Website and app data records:
▶

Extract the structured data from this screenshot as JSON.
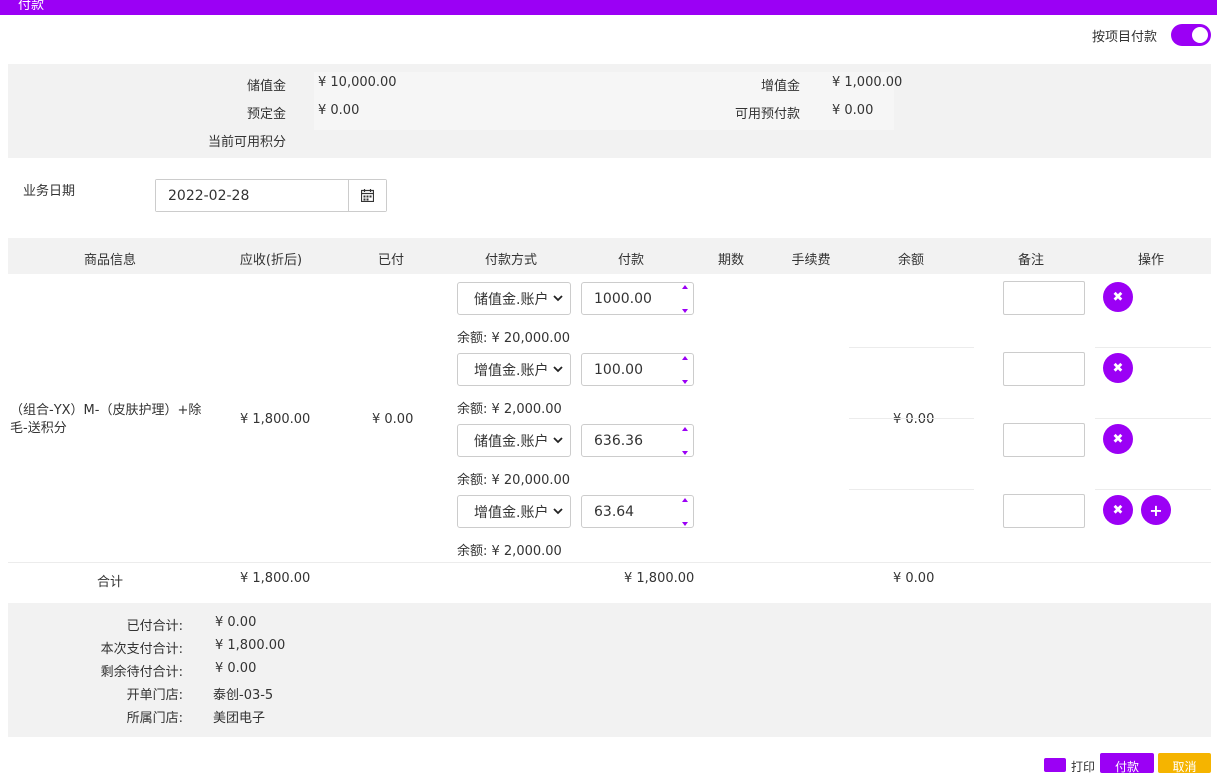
{
  "window": {
    "title": "付款"
  },
  "toggle": {
    "label": "按项目付款",
    "on": true
  },
  "balances": [
    {
      "label": "储值金",
      "value": "¥ 10,000.00"
    },
    {
      "label": "增值金",
      "value": "¥ 1,000.00"
    },
    {
      "label": "预定金",
      "value": "¥ 0.00"
    },
    {
      "label": "可用预付款",
      "value": "¥ 0.00"
    },
    {
      "label": "当前可用积分",
      "value": ""
    }
  ],
  "business_date": {
    "label": "业务日期",
    "value": "2022-02-28"
  },
  "table": {
    "headers": [
      "商品信息",
      "应收(折后)",
      "已付",
      "付款方式",
      "付款",
      "期数",
      "手续费",
      "余额",
      "备注",
      "操作"
    ],
    "row": {
      "product": "（组合-YX）M-（皮肤护理）+除毛-送积分",
      "receivable": "¥ 1,800.00",
      "paid": "¥ 0.00",
      "balance": "¥ 0.00",
      "payments": [
        {
          "method": "储值金.账户",
          "amount": "1000.00",
          "remaining": "余额: ¥ 20,000.00"
        },
        {
          "method": "增值金.账户",
          "amount": "100.00",
          "remaining": "余额: ¥ 2,000.00"
        },
        {
          "method": "储值金.账户",
          "amount": "636.36",
          "remaining": "余额: ¥ 20,000.00"
        },
        {
          "method": "增值金.账户",
          "amount": "63.64",
          "remaining": "余额: ¥ 2,000.00"
        }
      ]
    },
    "total": {
      "label": "合计",
      "receivable": "¥ 1,800.00",
      "payment": "¥ 1,800.00",
      "balance": "¥ 0.00"
    }
  },
  "summary": [
    {
      "label": "已付合计:",
      "value": "¥ 0.00"
    },
    {
      "label": "本次支付合计:",
      "value": "¥ 1,800.00"
    },
    {
      "label": "剩余待付合计:",
      "value": "¥ 0.00"
    },
    {
      "label": "开单门店:",
      "value": "泰创-03-5"
    },
    {
      "label": "所属门店:",
      "value": "美团电子"
    }
  ],
  "footer": {
    "print_label": "打印",
    "pay_label": "付款",
    "cancel_label": "取消"
  },
  "colors": {
    "accent": "#9b00f5",
    "warning": "#f5b400"
  }
}
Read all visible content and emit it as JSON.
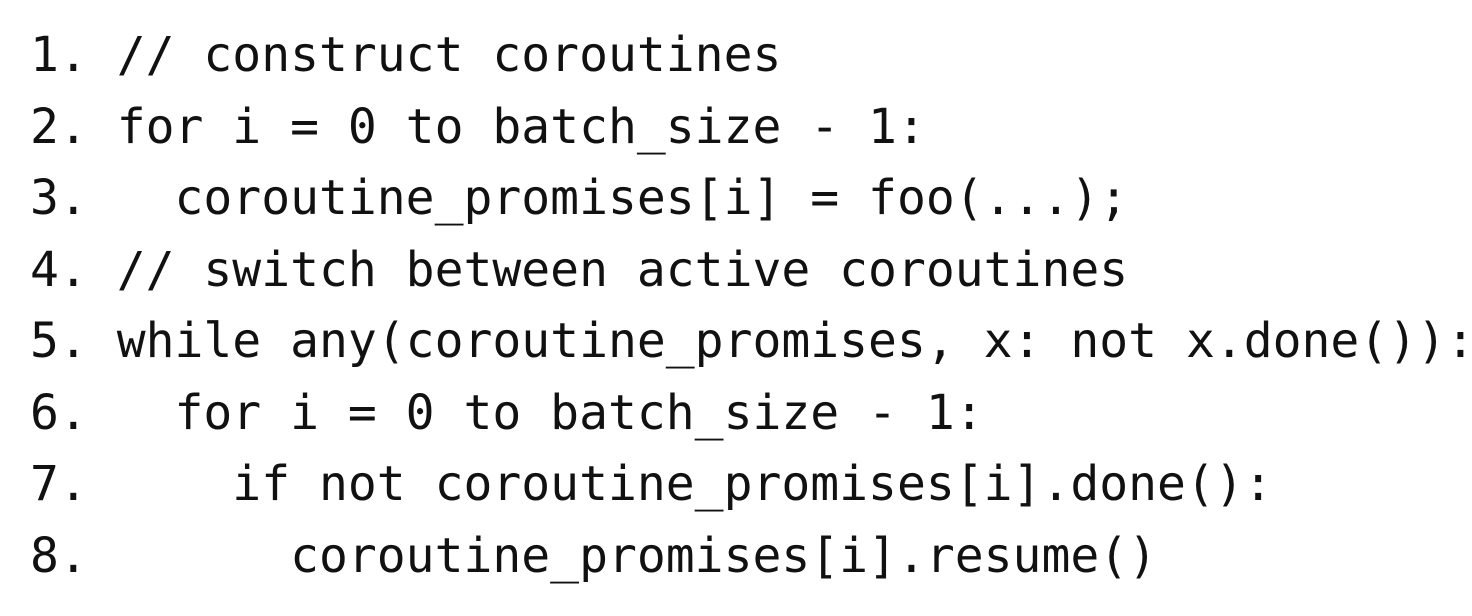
{
  "code": {
    "lines": [
      "1. // construct coroutines",
      "2. for i = 0 to batch_size - 1:",
      "3.   coroutine_promises[i] = foo(...);",
      "4. // switch between active coroutines",
      "5. while any(coroutine_promises, x: not x.done()):",
      "6.   for i = 0 to batch_size - 1:",
      "7.     if not coroutine_promises[i].done():",
      "8.       coroutine_promises[i].resume()"
    ]
  }
}
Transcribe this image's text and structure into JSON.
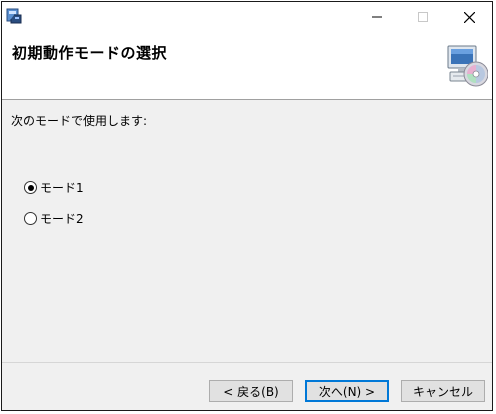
{
  "window": {
    "title_bar_icon": "installer-icon",
    "minimize_icon": "minimize-icon",
    "maximize_icon": "maximize-icon",
    "close_icon": "close-icon"
  },
  "header": {
    "title": "初期動作モードの選択",
    "icon": "computer-cd-icon"
  },
  "main": {
    "instruction": "次のモードで使用します:",
    "options": [
      {
        "label": "モード1",
        "selected": true
      },
      {
        "label": "モード2",
        "selected": false
      }
    ]
  },
  "footer": {
    "back_label": "< 戻る(B)",
    "next_label": "次へ(N) >",
    "cancel_label": "キャンセル"
  },
  "colors": {
    "accent": "#0078d7",
    "dialog_background": "#f0f0f0",
    "header_background": "#ffffff"
  }
}
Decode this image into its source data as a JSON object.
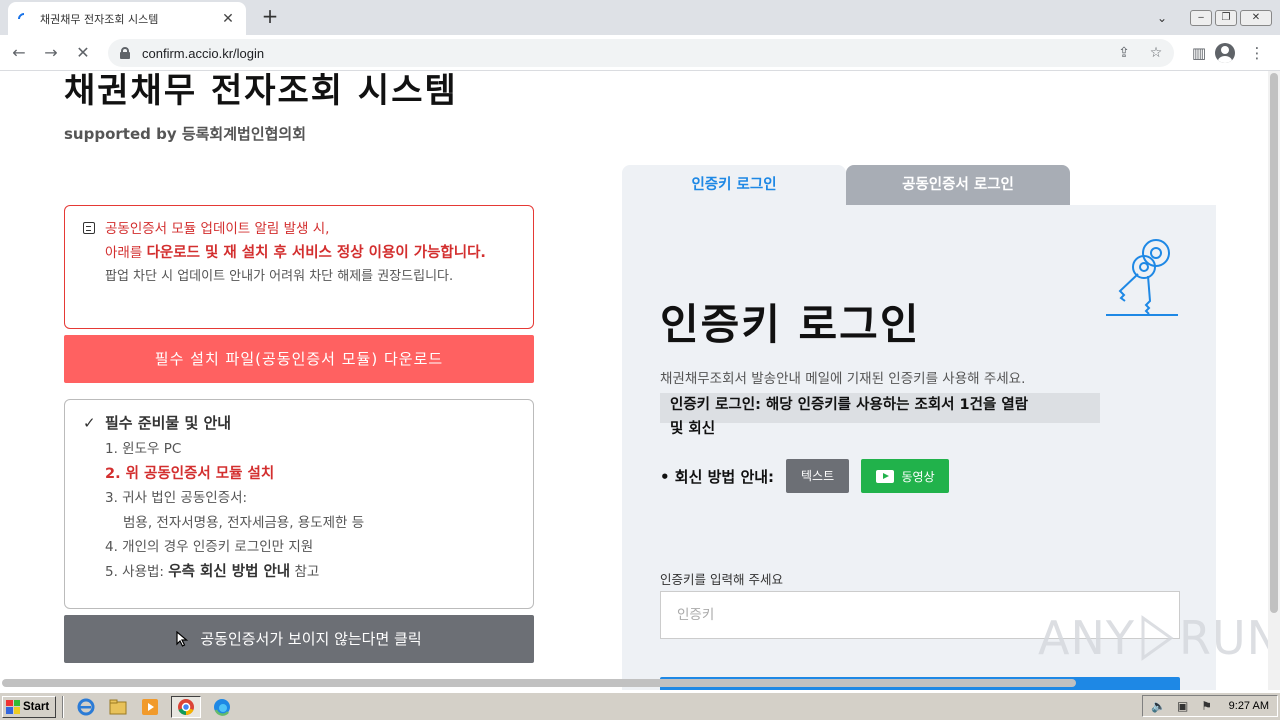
{
  "browser": {
    "tab_title": "채권채무 전자조회 시스템",
    "url": "confirm.accio.kr/login"
  },
  "site": {
    "title": "채권채무 전자조회 시스템",
    "subtitle": "supported by 등록회계법인협의회"
  },
  "notice": {
    "line1": "공동인증서 모듈 업데이트 알림 발생 시,",
    "line2_prefix": "아래를 ",
    "line2_emph": "다운로드 및 재 설치 후 서비스 정상 이용이 가능합니다.",
    "line3": "팝업 차단 시 업데이트 안내가 어려워 차단 해제를 권장드립니다."
  },
  "download_button": "필수 설치 파일(공동인증서 모듈) 다운로드",
  "prep": {
    "heading": "필수 준비물 및 안내",
    "item1": "1. 윈도우 PC",
    "item2": "2. 위 공동인증서 모듈 설치",
    "item3a": "3. 귀사 법인 공동인증서:",
    "item3b": "범용, 전자서명용, 전자세금용, 용도제한 등",
    "item4": "4. 개인의 경우 인증키 로그인만 지원",
    "item5_prefix": "5. 사용법: ",
    "item5_emph": "우측 회신 방법 안내",
    "item5_suffix": " 참고"
  },
  "cert_button": "공동인증서가 보이지 않는다면 클릭",
  "tabs": {
    "key_login": "인증키 로그인",
    "cert_login": "공동인증서 로그인"
  },
  "panel": {
    "title": "인증키 로그인",
    "desc": "채권채무조회서 발송안내 메일에 기재된 인증키를 사용해 주세요.",
    "note_line1": "인증키 로그인: 해당 인증키를 사용하는 조회서 1건을 열람",
    "note_line2": "및 회신",
    "guide_label": "• 회신 방법 안내:",
    "btn_text": "텍스트",
    "btn_video": "동영상",
    "key_label": "인증키를 입력해 주세요",
    "key_placeholder": "인증키"
  },
  "watermark": {
    "left": "ANY",
    "right": "RUN"
  },
  "taskbar": {
    "start": "Start",
    "time": "9:27 AM"
  },
  "colors": {
    "accent_blue": "#1e88e5",
    "alert_red": "#ff6161",
    "video_green": "#21b24b",
    "panel_bg": "#eef1f5"
  }
}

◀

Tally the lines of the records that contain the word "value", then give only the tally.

RESULT OF THE EXERCISE: 11